edged girls all twist and tumble? How lush
the grass that lovingly accepts their figures.
Doesn’t it please you, their aesthetic collapse,
how, for a moment, they flutter like dandelion seeds?
The top-most girl falls
often—from curbs, over tree—
roots, almost anything might send her.
From any altitude the fall is pitch and roll
and to the one in flight, it’s
a reminder that a body must reach
for whatever might hold—a wrist,
the front-yard oak, any doorjamb.
She’s grown accustomed to the movement
of air around her mutable frame; nothing is enough
to stay her, to prevent the faller’s seasick sway
at the top of the staircase. The body, still
clutching the wrought-iron banister, starts
to lurch, to spill
limbs into crack and Oh. This is
the miniature of the crowd’s cry
when the red-sequined girl
slides through the hands of the man
hanging by his knees.
The thud against
one’s own wooden stairs
of hip, shoulder, temple is a foreign voice: I—I—
I am. I am. Falling. Like the downward
stroke of a paintbrush, like a river turned
cataract. People who fall
find each other by bends where
bones didn’t heal right, by scabs,
by swellings and scars and
white, white bandages
that spread over joints
or, when loosened, wag
like signal flags one might
wave overhead as welcome
or warning. The cheerleader
joins crowds gathered about
daily tragedies. Today they watch
an apartment fire; a man throws a framed
photo, a gray cat, a pocket watch
from a third story window. He must follow.
The girl thinks she’ll know
if he fell or if he jumped. Gravity has taught her
something; her skin knows the difference
between action and reaction. The man waits,
arms extended like a balancing pole.
The one foot forward, poised,
anticipates the wire’s small give.

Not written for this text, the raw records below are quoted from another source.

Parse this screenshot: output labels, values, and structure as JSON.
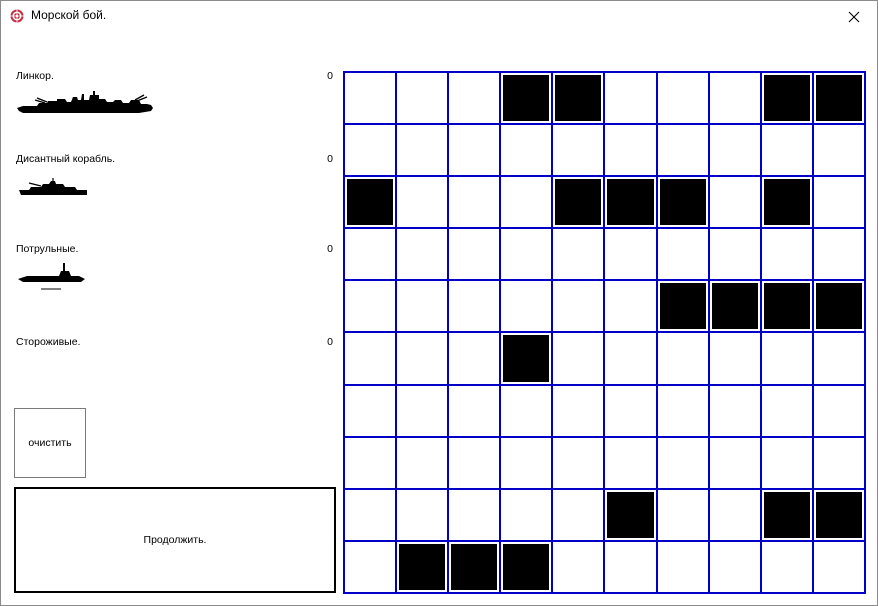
{
  "window": {
    "title": "Морской бой."
  },
  "ships": [
    {
      "label": "Линкор.",
      "count": "0",
      "icon": "battleship-icon"
    },
    {
      "label": "Дисантный корабль.",
      "count": "0",
      "icon": "landing-ship-icon"
    },
    {
      "label": "Потрульные.",
      "count": "0",
      "icon": "submarine-icon"
    },
    {
      "label": "Стороживые.",
      "count": "0",
      "icon": ""
    }
  ],
  "buttons": {
    "clear": "очистить",
    "continue": "Продолжить."
  },
  "board": {
    "rows": 10,
    "cols": 10,
    "filled_cells": [
      [
        0,
        3
      ],
      [
        0,
        4
      ],
      [
        0,
        8
      ],
      [
        0,
        9
      ],
      [
        2,
        0
      ],
      [
        2,
        4
      ],
      [
        2,
        5
      ],
      [
        2,
        6
      ],
      [
        2,
        8
      ],
      [
        4,
        6
      ],
      [
        4,
        7
      ],
      [
        4,
        8
      ],
      [
        4,
        9
      ],
      [
        5,
        3
      ],
      [
        8,
        5
      ],
      [
        8,
        8
      ],
      [
        8,
        9
      ],
      [
        9,
        1
      ],
      [
        9,
        2
      ],
      [
        9,
        3
      ]
    ]
  },
  "colors": {
    "grid_line": "#0000c8",
    "ship_fill": "#000000"
  }
}
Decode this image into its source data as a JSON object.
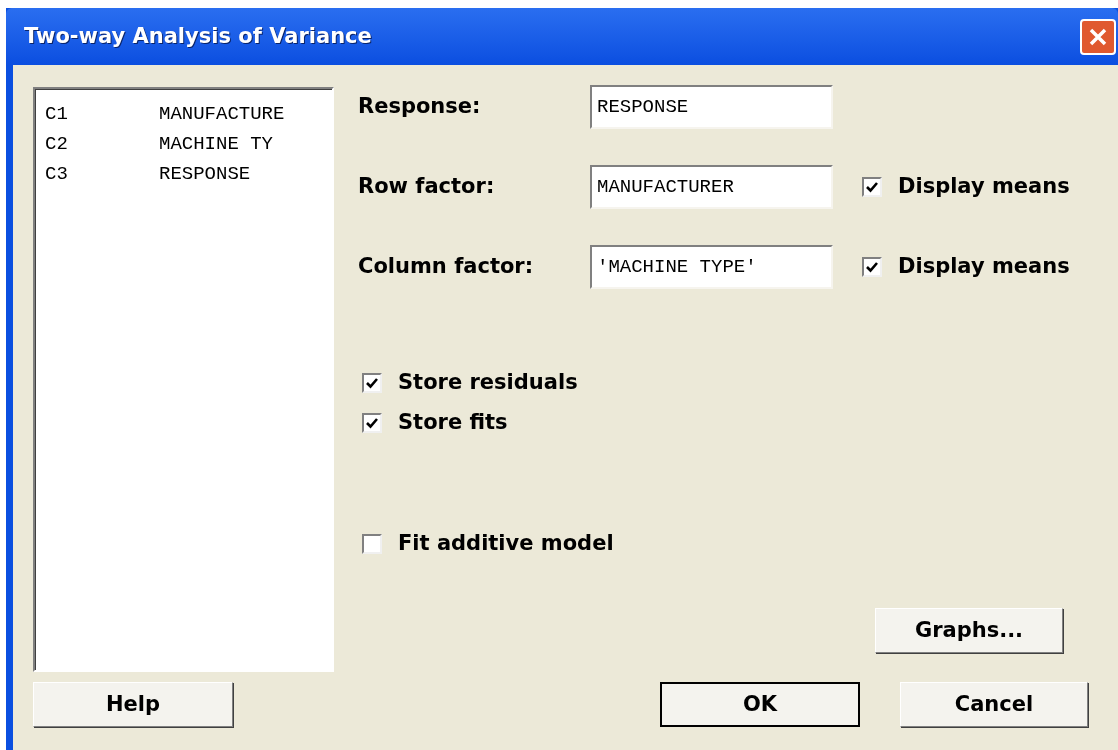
{
  "window": {
    "title": "Two-way Analysis of Variance"
  },
  "variables": [
    {
      "column": "C1",
      "name": "MANUFACTURE"
    },
    {
      "column": "C2",
      "name": "MACHINE TY"
    },
    {
      "column": "C3",
      "name": "RESPONSE"
    }
  ],
  "fields": [
    {
      "label": "Response:",
      "value": "RESPONSE"
    },
    {
      "label": "Row factor:",
      "value": "MANUFACTURER",
      "display_means": {
        "label": "Display means",
        "checked": true
      }
    },
    {
      "label": "Column factor:",
      "value": "'MACHINE TYPE'",
      "display_means": {
        "label": "Display means",
        "checked": true
      }
    }
  ],
  "storage": [
    {
      "label": "Store residuals",
      "checked": true
    },
    {
      "label": "Store fits",
      "checked": true
    }
  ],
  "model_options": [
    {
      "label": "Fit additive model",
      "checked": false
    }
  ],
  "buttons": {
    "graphs": "Graphs...",
    "help": "Help",
    "ok": "OK",
    "cancel": "Cancel"
  }
}
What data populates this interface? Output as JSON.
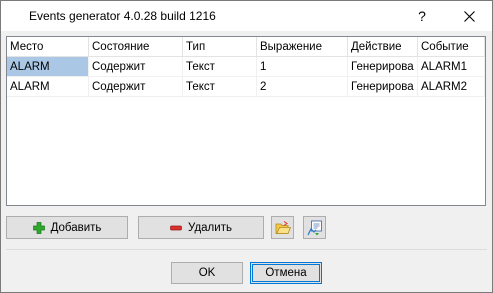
{
  "window": {
    "title": "Events generator 4.0.28 build 1216",
    "help_label": "?"
  },
  "table": {
    "columns": [
      "Место",
      "Состояние",
      "Тип",
      "Выражение",
      "Действие",
      "Событие"
    ],
    "rows": [
      [
        "ALARM",
        "Содержит",
        "Текст",
        "1",
        "Генерирова",
        "ALARM1"
      ],
      [
        "ALARM",
        "Содержит",
        "Текст",
        "2",
        "Генерирова",
        "ALARM2"
      ]
    ],
    "selected_cell": "0.0"
  },
  "toolbar": {
    "add_label": "Добавить",
    "delete_label": "Удалить",
    "open_icon": "folder-open-icon",
    "generate_icon": "generate-icon"
  },
  "footer": {
    "ok_label": "OK",
    "cancel_label": "Отмена"
  },
  "colors": {
    "selection": "#aac8e6",
    "focus_border": "#0078d7",
    "add_icon": "#2ea82e",
    "delete_icon": "#d9302c"
  }
}
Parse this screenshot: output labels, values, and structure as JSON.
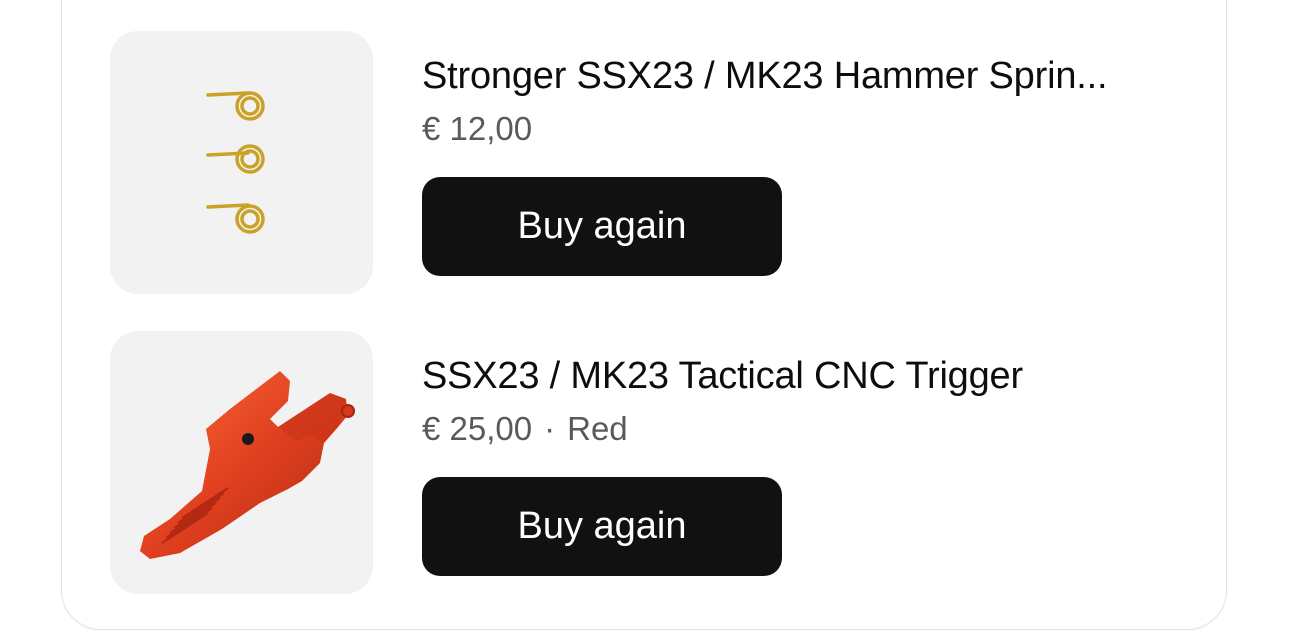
{
  "orders": {
    "items": [
      {
        "title": "Stronger SSX23 / MK23 Hammer Sprin...",
        "price": "€ 12,00",
        "variant": "",
        "button_label": "Buy again",
        "image_icon": "hammer-spring-image"
      },
      {
        "title": "SSX23 / MK23 Tactical CNC Trigger",
        "price": "€ 25,00",
        "separator": "·",
        "variant": "Red",
        "button_label": "Buy again",
        "image_icon": "cnc-trigger-image"
      }
    ]
  },
  "colors": {
    "button_bg": "#111111",
    "button_text": "#ffffff",
    "thumb_bg": "#f2f2f2",
    "spring_gold": "#c9a227",
    "trigger_red": "#e0401f"
  }
}
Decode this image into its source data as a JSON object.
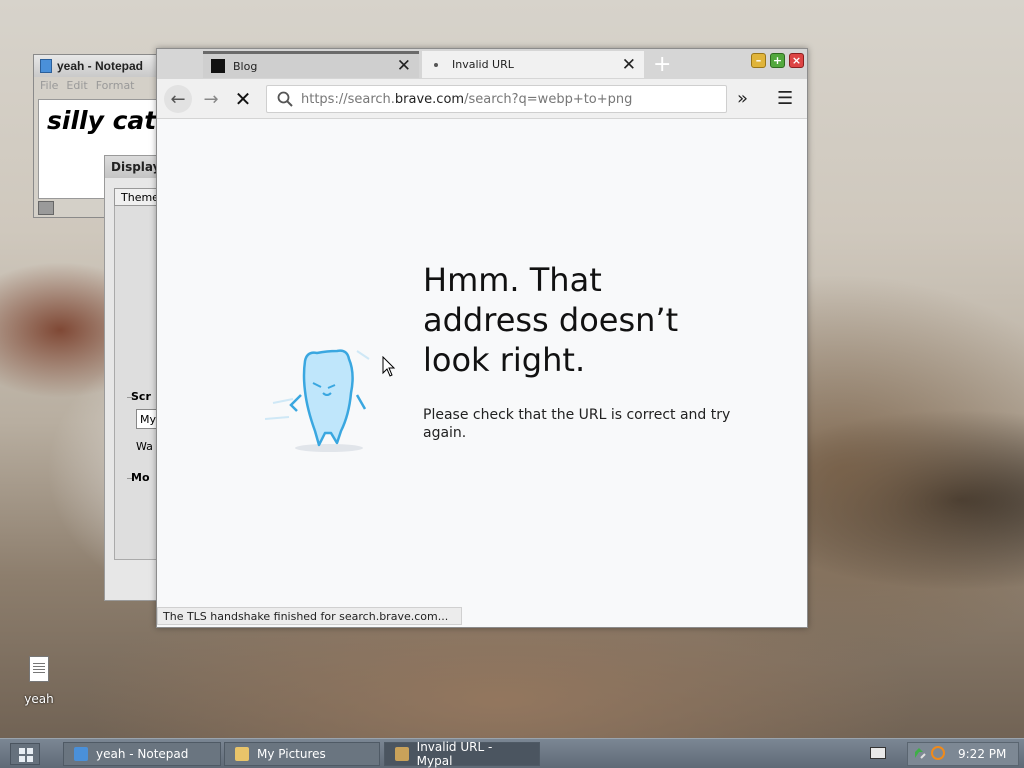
{
  "desktop": {
    "icons": [
      {
        "label": "yeah",
        "icon": "text-file-icon"
      }
    ]
  },
  "notepad": {
    "title": "yeah - Notepad",
    "menu": [
      "File",
      "Edit",
      "Format"
    ],
    "content": "silly cat"
  },
  "display_dialog": {
    "title": "Display",
    "tab": "Theme",
    "section_screen": "Scr",
    "field": "My",
    "label_wa": "Wa",
    "section_mo": "Mo"
  },
  "browser": {
    "tabs": [
      {
        "label": "Blog",
        "active": false
      },
      {
        "label": "Invalid URL",
        "active": true
      }
    ],
    "url": {
      "prefix": "https://search.",
      "host": "brave.com",
      "rest": "/search?q=webp+to+png"
    },
    "error_title": "Hmm. That address doesn’t look right.",
    "error_message": "Please check that the URL is correct and try again.",
    "status": "The TLS handshake finished for search.brave.com..."
  },
  "taskbar": {
    "tasks": [
      {
        "label": "yeah - Notepad"
      },
      {
        "label": "My Pictures"
      },
      {
        "label": "Invalid URL - Mypal"
      }
    ],
    "clock": "9:22 PM"
  }
}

Nancy Kuhl published her first poetry collection, In the Arbor, with Kent State University Press in 1997. Her manuscript Slip was a finalist in the New Issues Poetry contest in 2000 and a semifinalist for the Verse Press book prize last year, and her manuscript The Wife of the Left Hand was semifinalist in the University of Wisconsin and Alice James Press poetry contests. Her poems have also appeared or are forthcoming in many literary magazines, and she is co-editor of Phylum Press, a small poetry publisher. (updated 11/2003)